Lima: Socio-Economic Disparity

The Barranco district is only 1 out of the 43 districts of Lima. In the 19th century, it was a fashionable beach resort for the Limeño arostocracy who spent many summers here and in the neighboring Chorrillos neighborhood. Today it is considered one of the most bohemian neighborhoods and is the workshop to many artists, designers, and musicians.

The area, along with Miraflores, also happens to be one of the most expensive districts to live in, averaging about 300 soles a month in rent when the average minimum wage earns only earns about 850 soles a month. (We are talking about $100 USD and $280 USD respectively.

My favorite part was walking along the Bajada de los Baños, a walkway that leads to the sea that was naturally formed by erosion via water runoff. It was lined with unique and colorful street murals from a variety of artists that have to submit applications for approval to execute their visions.

We then walked along the cliffs to discuss the economic disparity between districts like Miraflores and Barranco versus the other 41. The mayors invest the taxes to improve the common areas (I.e parks, cleanliness, and safety) and overly improve the atmosphere of the neighborhood, choices that make them such highly prized zip codes. They also pay for the netting along the cliffs to prevent rock falls from injuring the people driving on the highway below; they are the only two cliffside areas that have done this.

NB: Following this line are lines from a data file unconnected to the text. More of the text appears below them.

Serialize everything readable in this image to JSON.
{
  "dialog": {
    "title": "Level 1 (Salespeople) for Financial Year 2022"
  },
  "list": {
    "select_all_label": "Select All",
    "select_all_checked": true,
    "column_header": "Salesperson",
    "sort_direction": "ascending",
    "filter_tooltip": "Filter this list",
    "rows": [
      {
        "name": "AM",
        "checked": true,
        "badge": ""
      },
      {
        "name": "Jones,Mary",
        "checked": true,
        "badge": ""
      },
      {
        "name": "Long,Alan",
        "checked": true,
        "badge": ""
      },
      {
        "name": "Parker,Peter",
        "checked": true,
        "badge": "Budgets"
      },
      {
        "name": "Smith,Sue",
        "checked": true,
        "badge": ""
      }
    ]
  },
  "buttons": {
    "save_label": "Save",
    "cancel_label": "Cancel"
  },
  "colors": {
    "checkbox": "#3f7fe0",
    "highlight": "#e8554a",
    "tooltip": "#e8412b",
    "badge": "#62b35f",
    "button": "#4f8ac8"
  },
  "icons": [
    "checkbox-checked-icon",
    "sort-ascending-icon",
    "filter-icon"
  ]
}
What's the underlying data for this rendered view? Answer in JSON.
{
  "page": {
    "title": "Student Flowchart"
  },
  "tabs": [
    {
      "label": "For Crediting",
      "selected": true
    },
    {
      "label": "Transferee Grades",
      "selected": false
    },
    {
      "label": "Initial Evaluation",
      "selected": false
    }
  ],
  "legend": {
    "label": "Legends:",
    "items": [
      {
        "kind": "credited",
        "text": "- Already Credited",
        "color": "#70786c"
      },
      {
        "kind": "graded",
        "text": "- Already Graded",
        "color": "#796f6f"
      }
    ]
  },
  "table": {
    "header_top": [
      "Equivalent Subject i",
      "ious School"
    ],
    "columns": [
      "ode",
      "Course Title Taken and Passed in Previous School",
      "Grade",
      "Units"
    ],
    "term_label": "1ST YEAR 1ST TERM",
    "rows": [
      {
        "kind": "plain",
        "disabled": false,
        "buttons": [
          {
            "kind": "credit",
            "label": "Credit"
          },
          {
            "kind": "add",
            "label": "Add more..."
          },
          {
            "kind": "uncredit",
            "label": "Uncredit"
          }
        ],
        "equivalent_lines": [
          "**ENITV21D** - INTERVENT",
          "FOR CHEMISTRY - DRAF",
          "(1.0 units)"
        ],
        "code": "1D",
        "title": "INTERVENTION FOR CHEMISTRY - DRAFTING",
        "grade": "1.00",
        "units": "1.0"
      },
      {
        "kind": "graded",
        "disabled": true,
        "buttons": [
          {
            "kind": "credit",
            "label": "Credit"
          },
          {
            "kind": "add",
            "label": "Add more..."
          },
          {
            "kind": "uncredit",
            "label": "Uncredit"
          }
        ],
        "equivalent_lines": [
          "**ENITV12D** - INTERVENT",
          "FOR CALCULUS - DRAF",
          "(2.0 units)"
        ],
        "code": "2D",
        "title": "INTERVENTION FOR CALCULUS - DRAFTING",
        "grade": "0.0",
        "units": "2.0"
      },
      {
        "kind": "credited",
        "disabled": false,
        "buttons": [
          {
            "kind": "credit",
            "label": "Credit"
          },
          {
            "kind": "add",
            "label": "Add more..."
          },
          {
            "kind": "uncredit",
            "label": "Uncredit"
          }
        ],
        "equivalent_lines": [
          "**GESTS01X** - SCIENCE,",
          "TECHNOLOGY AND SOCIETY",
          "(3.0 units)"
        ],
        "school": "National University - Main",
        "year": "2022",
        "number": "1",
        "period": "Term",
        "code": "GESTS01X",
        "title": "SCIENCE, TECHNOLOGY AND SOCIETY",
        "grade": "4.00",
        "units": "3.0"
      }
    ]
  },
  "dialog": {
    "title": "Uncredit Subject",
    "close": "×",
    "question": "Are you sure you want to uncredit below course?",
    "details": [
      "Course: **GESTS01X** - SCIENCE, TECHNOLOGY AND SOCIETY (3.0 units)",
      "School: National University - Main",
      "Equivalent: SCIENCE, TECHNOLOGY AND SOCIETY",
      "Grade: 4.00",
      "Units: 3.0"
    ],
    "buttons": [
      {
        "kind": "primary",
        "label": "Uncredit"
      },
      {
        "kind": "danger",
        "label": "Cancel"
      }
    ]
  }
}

After that, we u-turned to walk over the Bajada via the Internet Puente de los Sospiros. As a group we took a breath and tried to hold it while walking across. The superstition is that if you can do this while thinking of a wish, it will come true. I ended up having to run across the bridge twice for a successful attempt! (I forgot to think about a wish on my crossing the first time lol, and ended up doing three in total, because I failed when we did it as a group).

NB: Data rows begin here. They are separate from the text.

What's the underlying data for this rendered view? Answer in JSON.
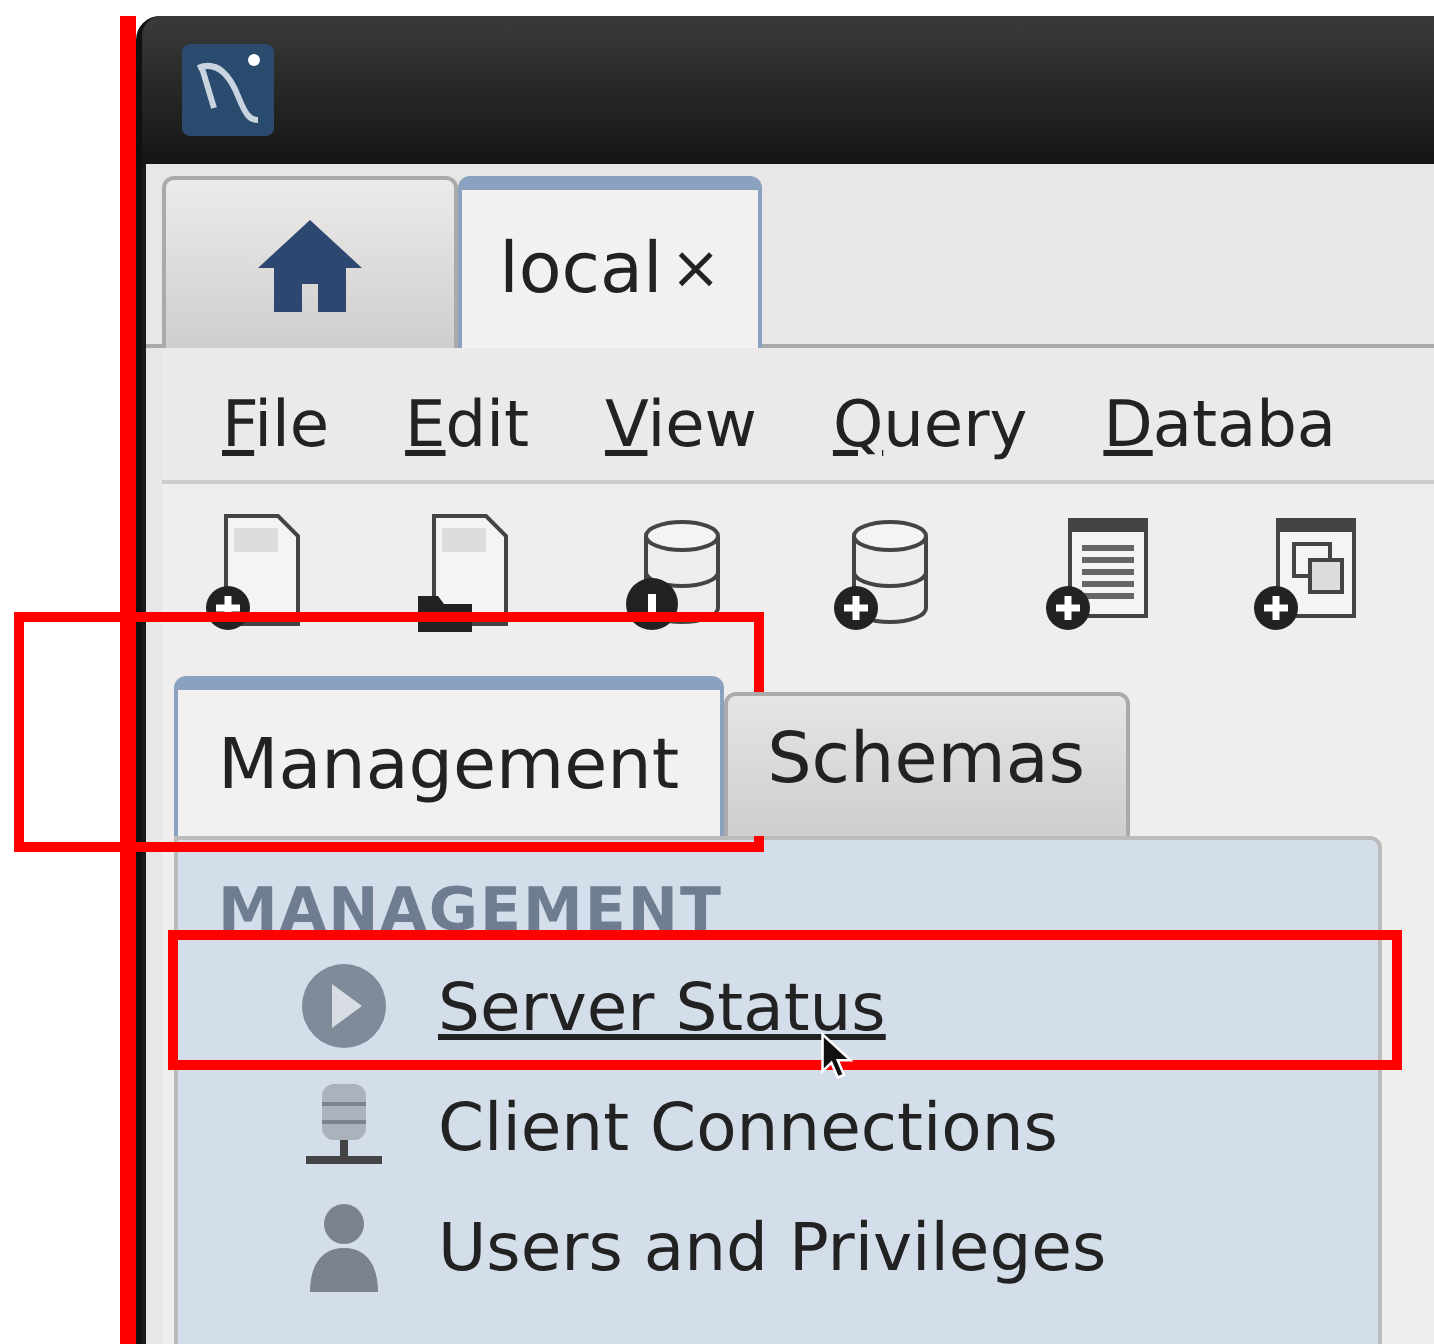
{
  "connection_tabs": [
    {
      "kind": "home",
      "selected": false
    },
    {
      "kind": "connection",
      "label": "local",
      "close": "×",
      "selected": true
    }
  ],
  "menu_bar": [
    "File",
    "Edit",
    "View",
    "Query",
    "Databa"
  ],
  "sidebar": {
    "tabs": [
      {
        "label": "Management",
        "selected": true,
        "highlighted": true
      },
      {
        "label": "Schemas",
        "selected": false,
        "highlighted": false
      }
    ],
    "section_title": "MANAGEMENT",
    "items": [
      {
        "kind": "status",
        "label": "Server Status",
        "hovered": true,
        "highlighted": true
      },
      {
        "kind": "connections",
        "label": "Client Connections",
        "hovered": false,
        "highlighted": false
      },
      {
        "kind": "users",
        "label": "Users and Privileges",
        "hovered": false,
        "highlighted": false
      }
    ]
  }
}
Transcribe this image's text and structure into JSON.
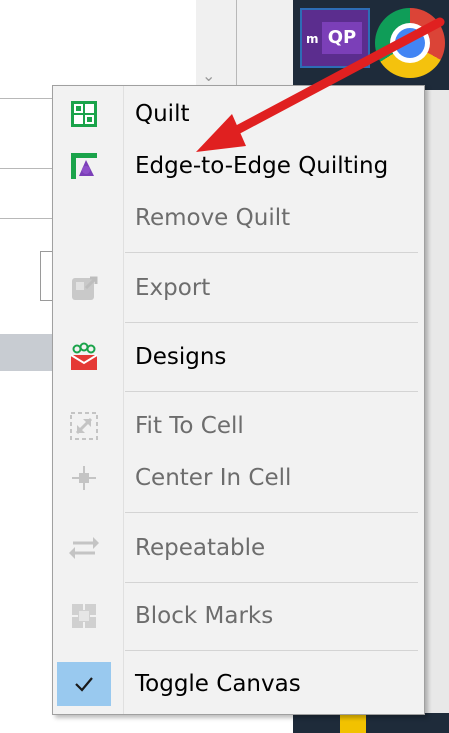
{
  "menu": {
    "items": [
      {
        "label": "Quilt",
        "enabled": true,
        "icon": "quilt-grid-icon"
      },
      {
        "label": "Edge-to-Edge Quilting",
        "enabled": true,
        "icon": "edge-to-edge-icon"
      },
      {
        "label": "Remove Quilt",
        "enabled": false,
        "icon": ""
      },
      {
        "label": "Export",
        "enabled": false,
        "icon": "export-icon"
      },
      {
        "label": "Designs",
        "enabled": true,
        "icon": "designs-icon"
      },
      {
        "label": "Fit To Cell",
        "enabled": false,
        "icon": "fit-to-cell-icon"
      },
      {
        "label": "Center In Cell",
        "enabled": false,
        "icon": "center-in-cell-icon"
      },
      {
        "label": "Repeatable",
        "enabled": false,
        "icon": "repeatable-icon"
      },
      {
        "label": "Block Marks",
        "enabled": false,
        "icon": "block-marks-icon"
      },
      {
        "label": "Toggle Canvas",
        "enabled": true,
        "checked": true,
        "icon": "check-icon"
      }
    ]
  },
  "taskbar": {
    "qp_prefix": "m",
    "qp_label": "QP"
  },
  "colors": {
    "arrow": "#e02020",
    "checked_bg": "#99c9ef",
    "menu_bg": "#f2f2f2",
    "disabled_text": "#6d6d6d"
  }
}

We stuck around to finish our evening at the Ayahuasca Bar where I had a flight of Pisco Sours and Tom had to help me out since Pisco typically has minimum alcohol content of 40%!


Travel: Beach Bummage 

I have nothing of consequence to note. Haha. As much as I love the backpacking culture of seeing and experiencing as much as possible within a limited timeframe I’d be lying if I didn’t say that it is EXHAUSTING. Traipsing around Central and Southern India with a friend that was native born-and-raised in Bombay has been uniquely authentic, but I am due for some serious R&R!


The exciting think about today is that a group of us from the hostel spent the evening exploring the Arpora Night Market. For me, it was very remniscient of Taiwan’s night markets, with stalls offering anything you could possibly want, in addition to the quintessential souvenirs.


The market sprawls over a large outdoor are and is only active and open during the main tourist season. Divided into a Lower, Central, and Upper Field, it is difficult not to get lost and overwhelmed by the crowds.

We browsed everything from traditional handicrafts to huge assortments of spices and teas. There were booths after booths brimming with Kashmiri carpets, Pashmina scarves, silver jewelry, and unique art creations. You name it and you can find it! There is also a food court centered around a stage that hosts an array of live music from Rock to Indian Classical.


I was both overwhelmed and in awe. It is impossible to miss the fervor in the air, and although similar to previous night markets I experienced as a child, the Arpora Night Market had its own distinctive character. It offered the diversity of a global experience without overshadowing the unmistakeable hints of a typical Indian Bazaar.